Daily Archives: May 4, 2010

Bloggers and the Politics of “Free” Labor

Depeche Mode once opined in “Blasephemous Rumors” that God’s got a sick sense of humor. I don’t know much about God, but it may be that the blogging gods have a funny kind of humor as well. Just as I promise to shift the blog onto the proverbial back burner and focus on my manuscript, out pops a slew of articles, posts, and debates I can’t help but post about!

Take, for instance, this post on IFB on the issue of digital content and copyright. In a nutshell, the discount shoe company Payless Shoes seems to have entered into a partnership with Chictopia for use of the outfit posts of their users in Payless shoewear. The question: who has the right to give permission to Payless Shoes for the use of these images? (A summer storm of props to Jenny of FFW for bringing this to my attention, by the way, via our Threadbared Facebook page.)
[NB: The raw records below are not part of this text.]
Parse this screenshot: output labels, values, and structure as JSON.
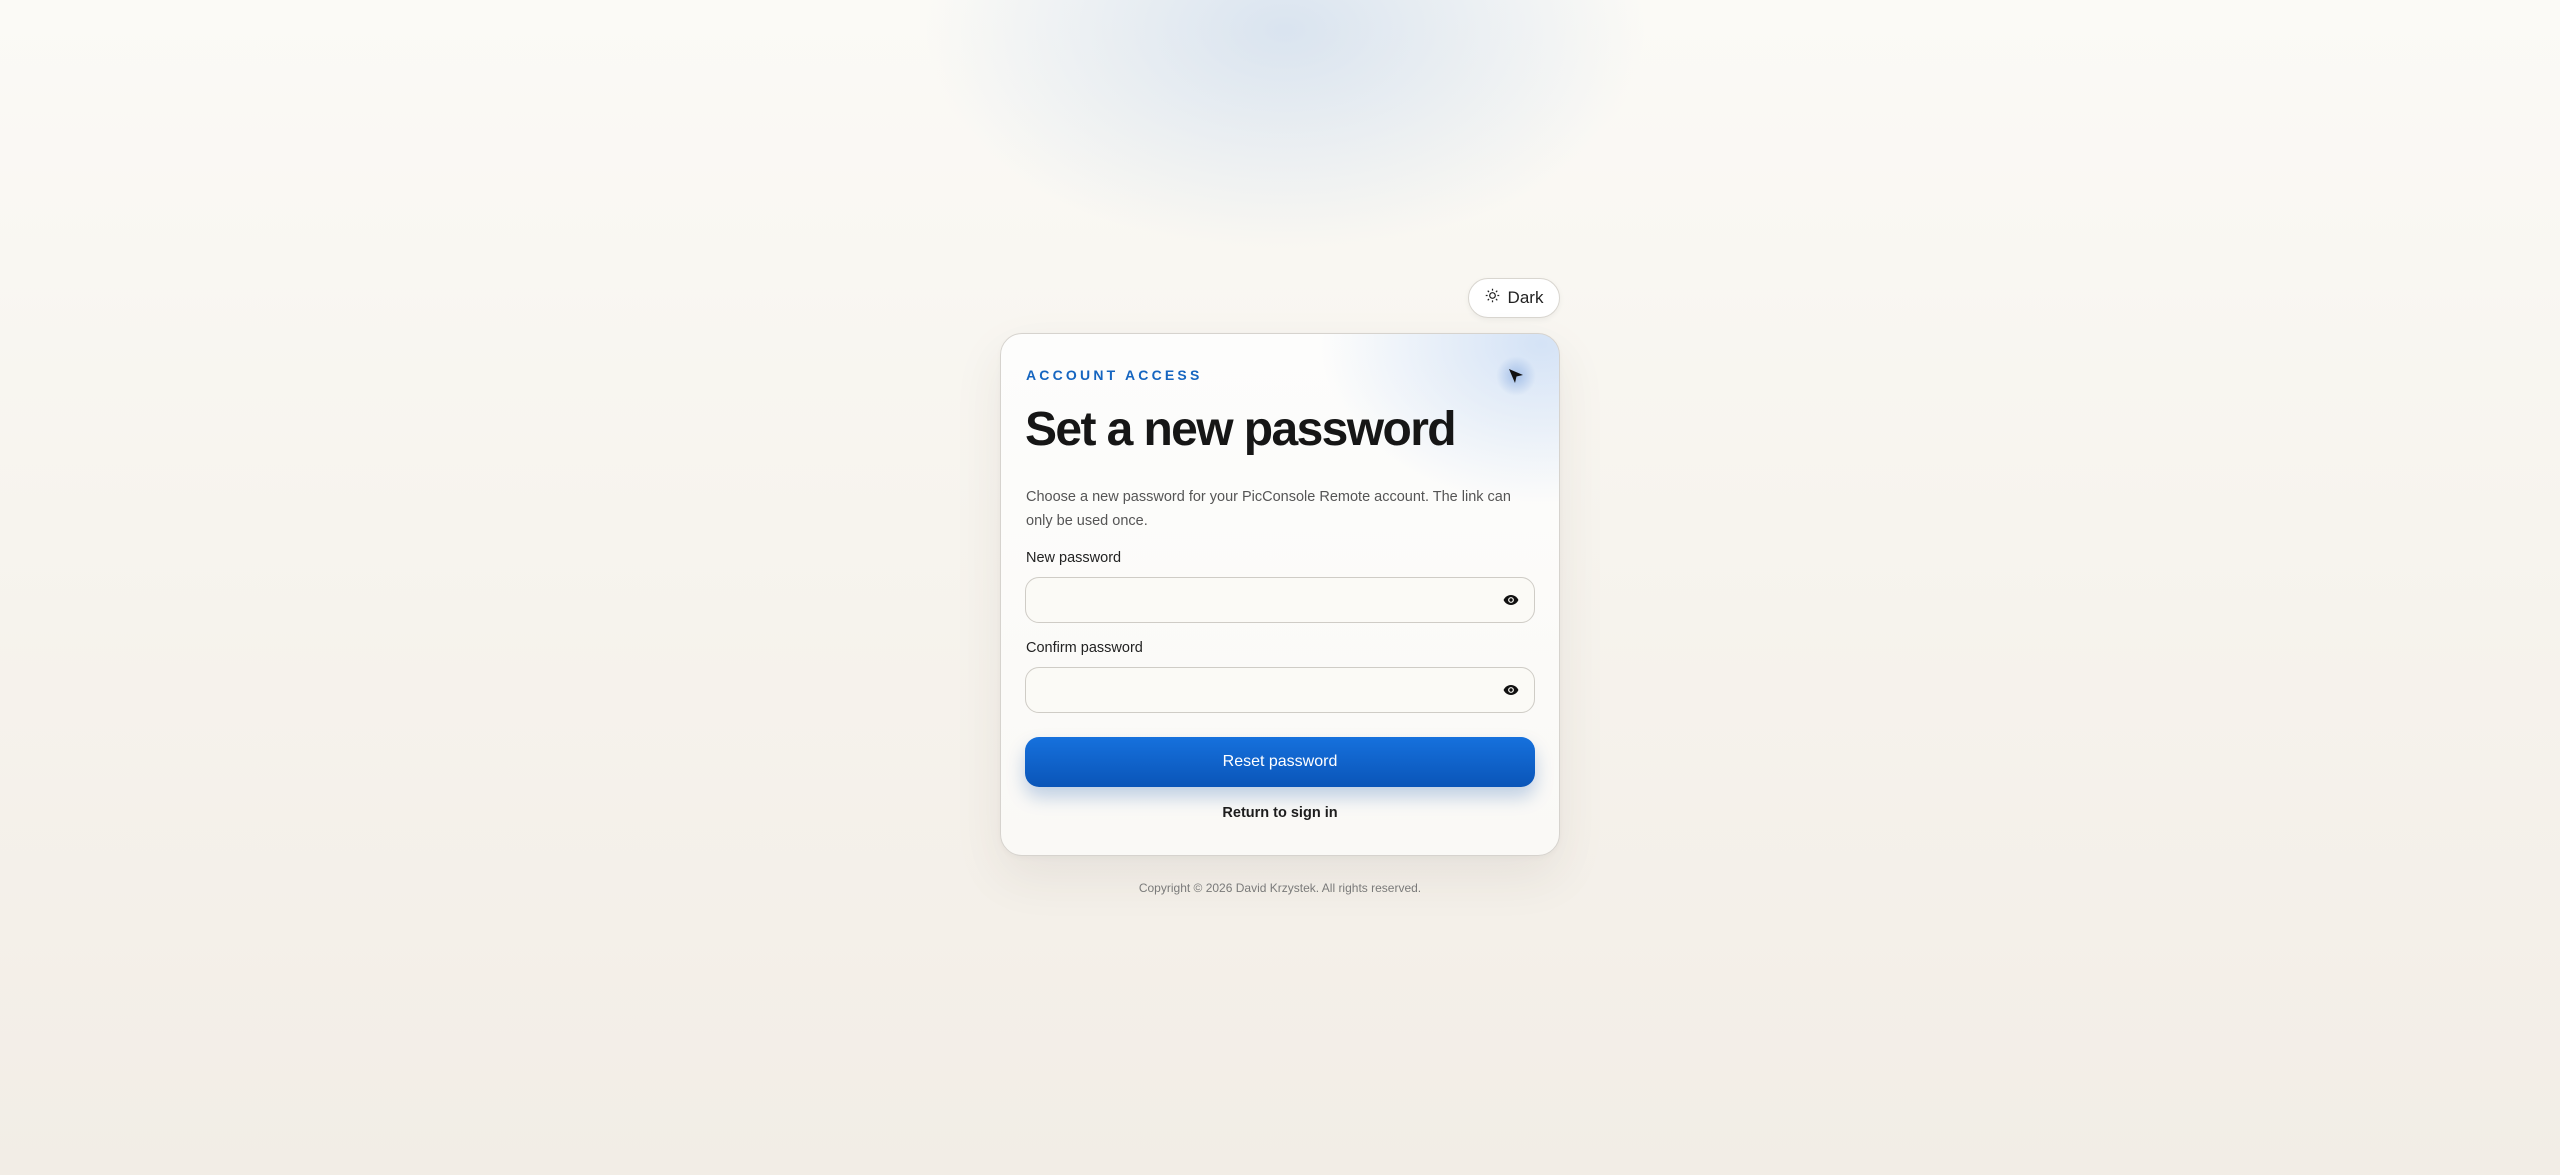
{
  "theme_toggle": {
    "label": "Dark",
    "icon": "sun-icon"
  },
  "card": {
    "eyebrow": "ACCOUNT ACCESS",
    "title": "Set a new password",
    "description": "Choose a new password for your PicConsole Remote account. The link can only be used once.",
    "cursor_icon": "cursor-arrow-icon"
  },
  "form": {
    "new_password": {
      "label": "New password",
      "value": "",
      "visibility_icon": "eye-icon"
    },
    "confirm_password": {
      "label": "Confirm password",
      "value": "",
      "visibility_icon": "eye-icon"
    },
    "submit_label": "Reset password",
    "return_link": "Return to sign in"
  },
  "footer": {
    "copyright": "Copyright © 2026 David Krzystek. All rights reserved."
  },
  "colors": {
    "accent": "#1565c0",
    "button_top": "#1671dd",
    "button_bottom": "#0a55b8",
    "background": "#f7f4ee"
  }
}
Because I’m still determined to be all about the manuscript this week, I’ll save my longer commentary for another time. For now, I do want to point out that Chictopia users’ ire about this partnership (from the comments, many are suggesting a boycott of Chictopia) is both understandable and misguided. As we’ve noted before, “free” Web 2.0 technologies are a complicated matter. In posts about The Fake Sartorialist, the digital wunderkind Tavi Gevinson, and pretty much all our posts listed under the category “Labor and the Creative Economy” and the tag “New Digital Work Order,” we’ve pointed out that the free exchange of visual and textual content that blogs and other social media technologies enable is both democratizing (the modes of knowledge and culture production are diffused across a wider swath of people – yay!) and capitalist (and thus exploitative – boo!) because the products that we produce and consume (digital content) are given voluntarily/freely. As such, bloggers and other digital laborers are providing (freely) FREE LABOR to entities like Chictopia as well as Facebook, MySpace, The Sartorialist, etc. who profit from that labor. (I realize that’s an incredibly long and probably run-on sentence but the manuscript beckons! (I love your run-ons, and I love making them into discrete sentences for you! — Mimi))
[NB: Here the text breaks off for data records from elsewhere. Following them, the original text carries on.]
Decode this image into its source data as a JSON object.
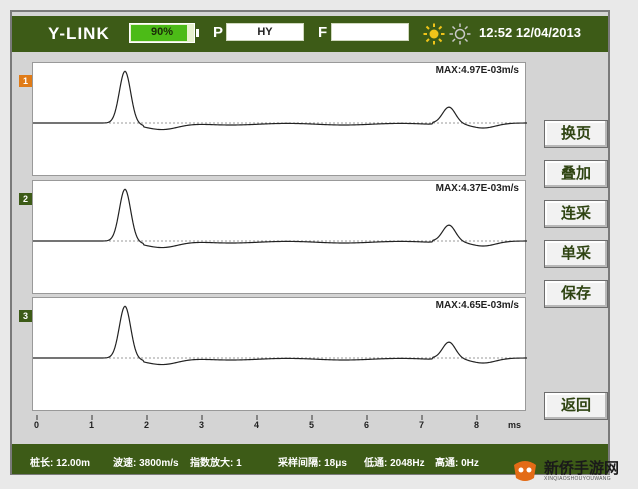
{
  "header": {
    "brand": "Y-LINK",
    "battery": 0.9,
    "battery_label": "90%",
    "p_label": "P",
    "p_value": "HY",
    "f_label": "F",
    "f_value": "",
    "datetime": "12:52 12/04/2013"
  },
  "channels": [
    {
      "num": "1",
      "max": "MAX:4.97E-03m/s",
      "badge_color": "#e07b17"
    },
    {
      "num": "2",
      "max": "MAX:4.37E-03m/s",
      "badge_color": "#3d5b17"
    },
    {
      "num": "3",
      "max": "MAX:4.65E-03m/s",
      "badge_color": "#3d5b17"
    }
  ],
  "axis": {
    "ticks": [
      "0",
      "1",
      "2",
      "3",
      "4",
      "5",
      "6",
      "7",
      "8"
    ],
    "unit": "ms"
  },
  "buttons": {
    "page": "换页",
    "overlay": "叠加",
    "continuous": "连采",
    "single": "单采",
    "save": "保存",
    "back": "返回"
  },
  "status": {
    "length": "桩长: 12.00m",
    "wave_speed": "波速: 3800m/s",
    "gain": "指数放大: 1",
    "sample_interval": "采样间隔: 18μs",
    "lowpass": "低通: 2048Hz",
    "highpass": "高通: 0Hz"
  },
  "watermark": {
    "text": "新侨手游网",
    "sub": "XINQIAOSHOUYOUWANG"
  },
  "colors": {
    "bar": "#3d5b17",
    "accent": "#4cbb17",
    "sun": "#f0c419"
  }
}
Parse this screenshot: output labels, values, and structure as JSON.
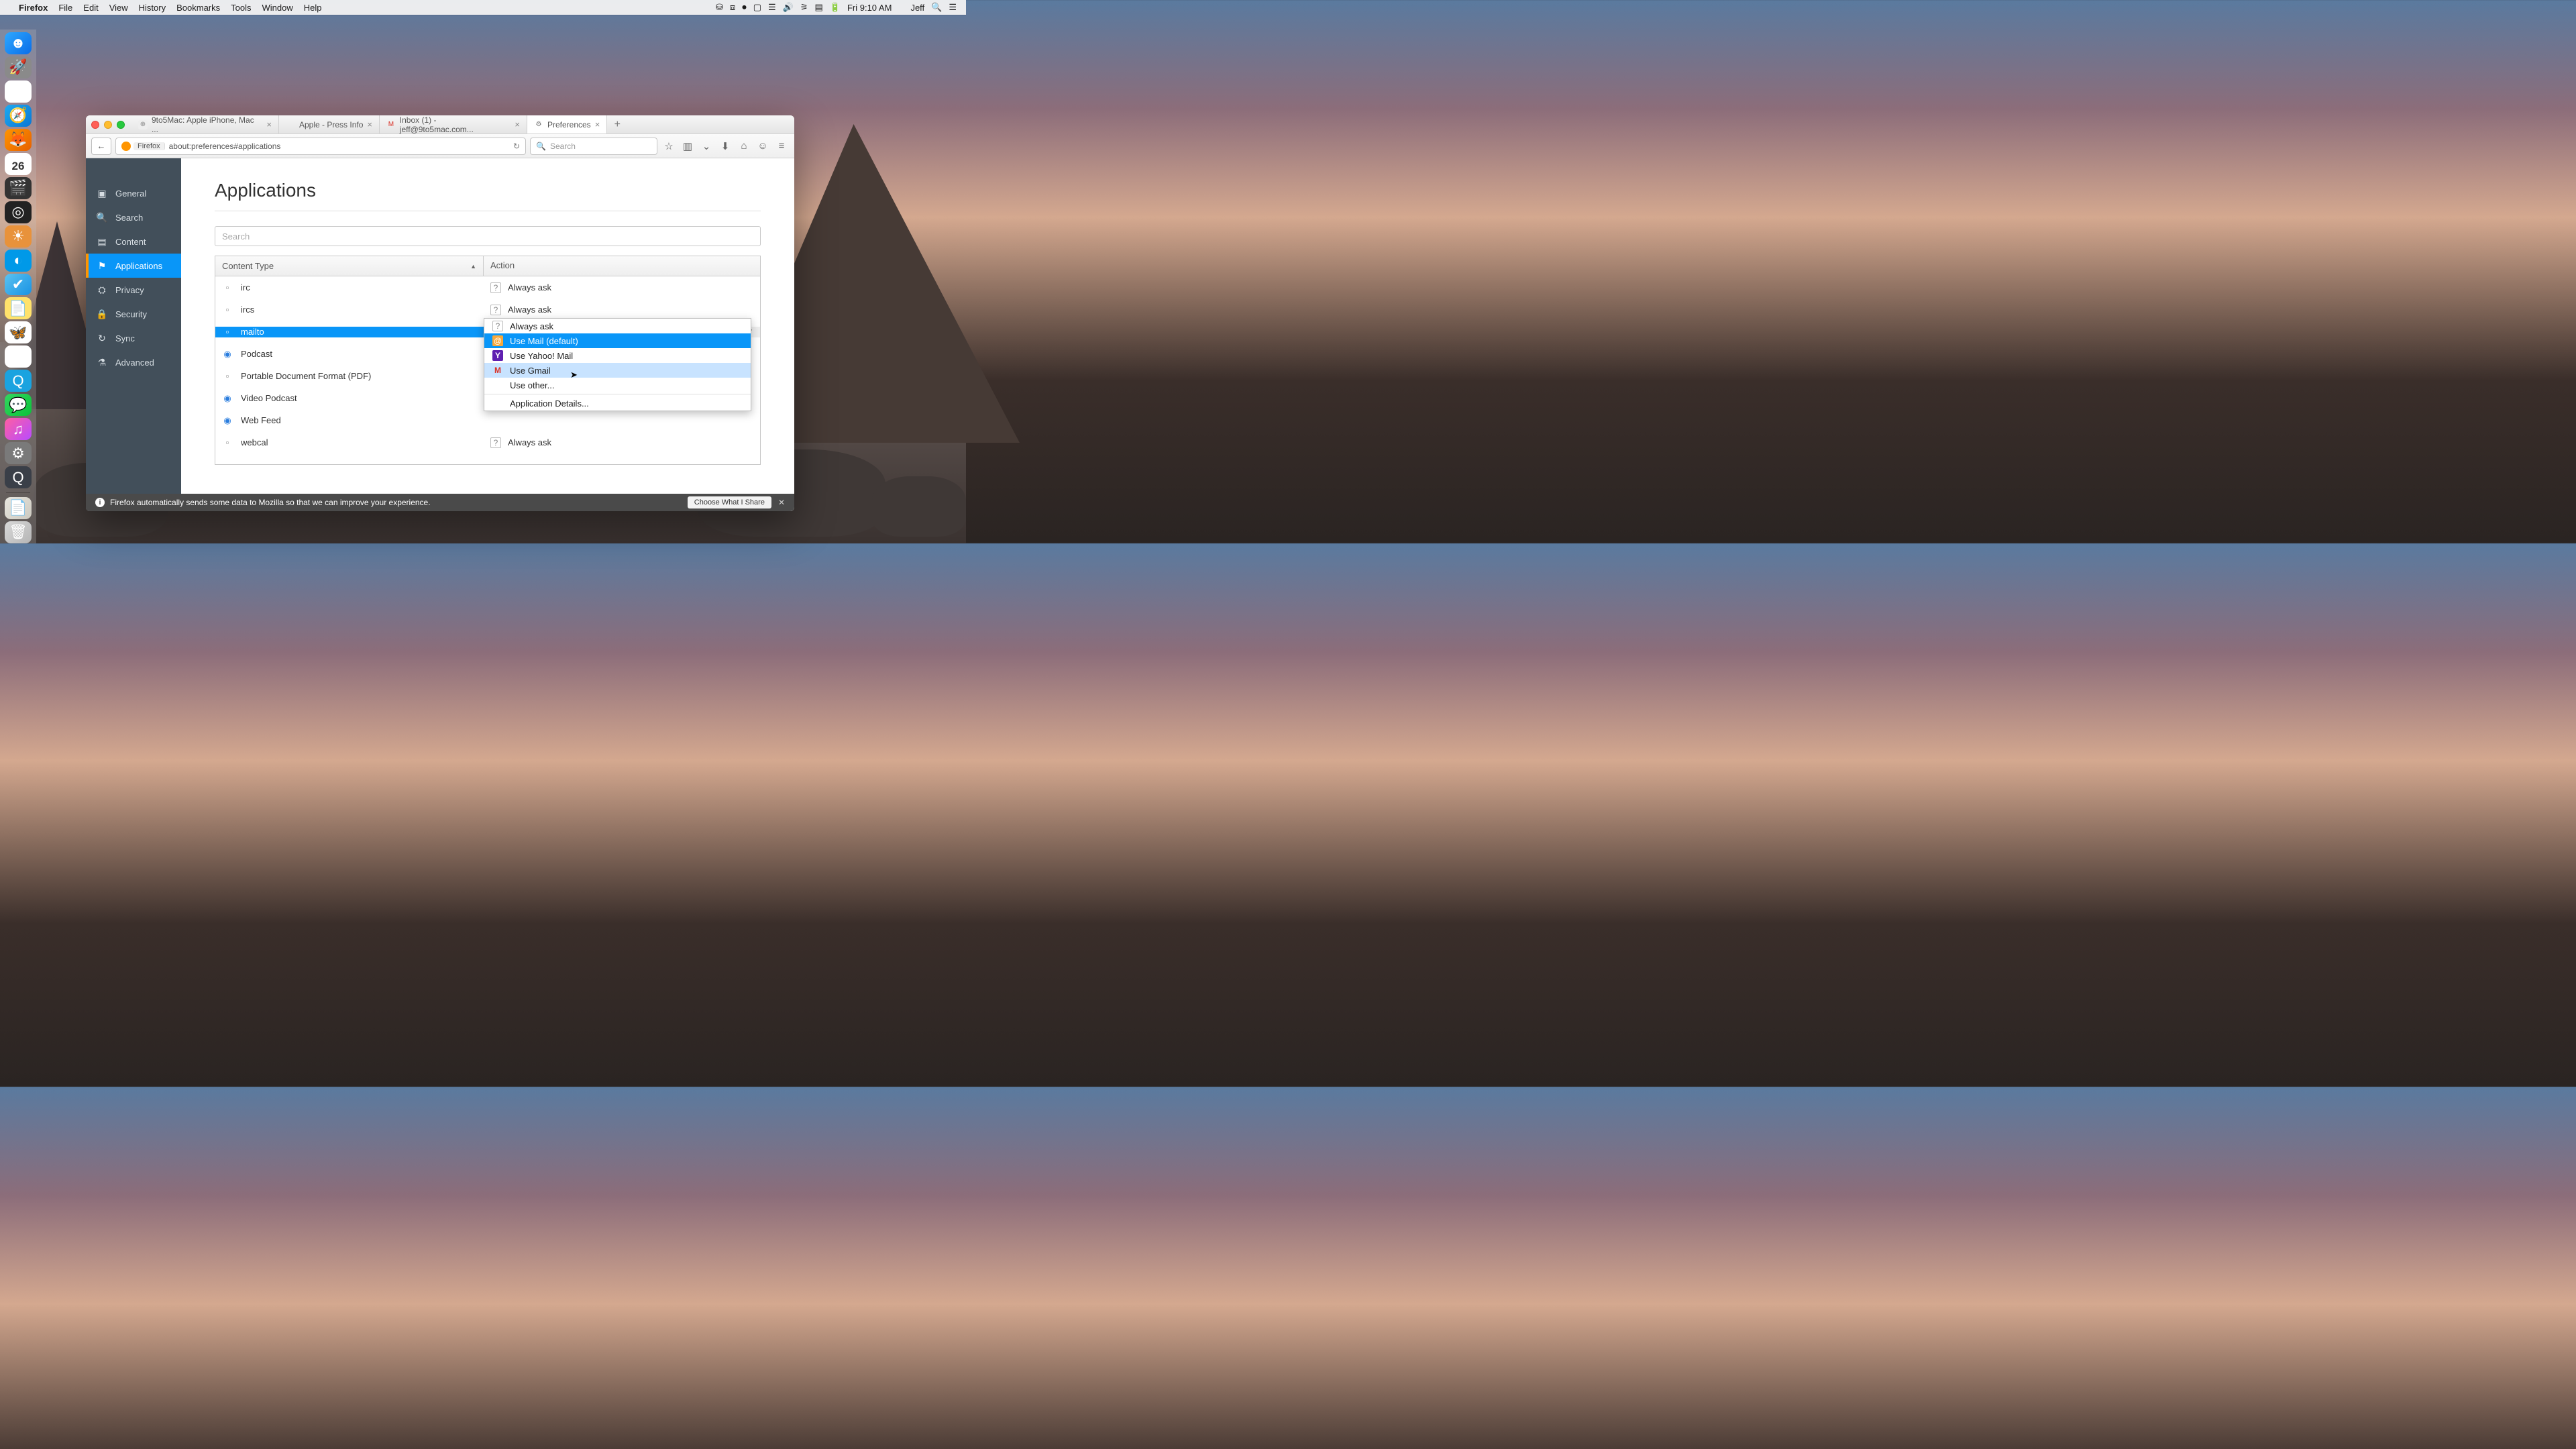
{
  "menubar": {
    "app": "Firefox",
    "items": [
      "File",
      "Edit",
      "View",
      "History",
      "Bookmarks",
      "Tools",
      "Window",
      "Help"
    ],
    "clock": "Fri 9:10 AM",
    "user": "Jeff"
  },
  "dock_calendar_day": "26",
  "tabs": [
    {
      "label": "9to5Mac: Apple iPhone, Mac ...",
      "icon": "globe"
    },
    {
      "label": "Apple - Press Info",
      "icon": "apple"
    },
    {
      "label": "Inbox (1) - jeff@9to5mac.com...",
      "icon": "gmail"
    },
    {
      "label": "Preferences",
      "icon": "gear",
      "active": true
    }
  ],
  "url_identity": "Firefox",
  "url": "about:preferences#applications",
  "search_placeholder": "Search",
  "sidebar": [
    {
      "icon": "general",
      "label": "General"
    },
    {
      "icon": "search",
      "label": "Search"
    },
    {
      "icon": "content",
      "label": "Content"
    },
    {
      "icon": "apps",
      "label": "Applications",
      "active": true
    },
    {
      "icon": "privacy",
      "label": "Privacy"
    },
    {
      "icon": "security",
      "label": "Security"
    },
    {
      "icon": "sync",
      "label": "Sync"
    },
    {
      "icon": "advanced",
      "label": "Advanced"
    }
  ],
  "page_title": "Applications",
  "apps_search_placeholder": "Search",
  "columns": {
    "ct": "Content Type",
    "ac": "Action"
  },
  "rows": [
    {
      "type": "irc",
      "icon": "file",
      "action": "Always ask",
      "aicon": "ask"
    },
    {
      "type": "ircs",
      "icon": "file",
      "action": "Always ask",
      "aicon": "ask"
    },
    {
      "type": "mailto",
      "icon": "file",
      "action": "Use Mail (default)",
      "aicon": "mail",
      "selected": true
    },
    {
      "type": "Podcast",
      "icon": "rss",
      "action": "",
      "aicon": ""
    },
    {
      "type": "Portable Document Format (PDF)",
      "icon": "pdf",
      "action": "",
      "aicon": ""
    },
    {
      "type": "Video Podcast",
      "icon": "rss",
      "action": "",
      "aicon": ""
    },
    {
      "type": "Web Feed",
      "icon": "rss",
      "action": "",
      "aicon": ""
    },
    {
      "type": "webcal",
      "icon": "file",
      "action": "Always ask",
      "aicon": "ask"
    }
  ],
  "dropdown": [
    {
      "label": "Always ask",
      "icon": "ask"
    },
    {
      "label": "Use Mail (default)",
      "icon": "mail",
      "sel": true
    },
    {
      "label": "Use Yahoo! Mail",
      "icon": "yahoo"
    },
    {
      "label": "Use Gmail",
      "icon": "gmail",
      "hover": true
    },
    {
      "label": "Use other...",
      "icon": ""
    },
    {
      "sep": true
    },
    {
      "label": "Application Details...",
      "icon": ""
    }
  ],
  "notif": {
    "text": "Firefox automatically sends some data to Mozilla so that we can improve your experience.",
    "button": "Choose What I Share"
  }
}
Chictopia users certainly have reason to gripe about this – it doesn’t feel good when our labors profit others (see Marx and the concept of “alienation”) but a boycott of Chictopia isn’t really the answer. As I said, Chictopia is not the only one that profits (materially or immaterially) from this free digital content. A more productive approach might be to insist on updating laws for the digital age that takes into account the changing relations of labor and capital. As one commenter called Unfunded rightly points out:

There is such a double standard between digital media and print media. Magazines inspire people and publish creative content and, holy crap guess what??, they get paid to do it! They receive daily shipments of a bunch of products from various merchants who hope to get their product featured. And I guarantee if Payless posted an article or editorial on their site that was originally published in a top magazine, with no credit back to that magazine, they would have hell to pay.

Copyright law is expanding for better and for worse and hopefully one day it’ll address the similarities and differences between digital and print media labor.

But before we all jump on the copyright bandwagon – let’s also consider how copyright protections are historically embedded in narrow ideas of what it means to be an author, an individual, and thus worthy of legal protection. See Martha Woodmansee’s work for more on this history and also my post on the politics of fake.

Oh, what the hell – here’s the Depeche Mode video too: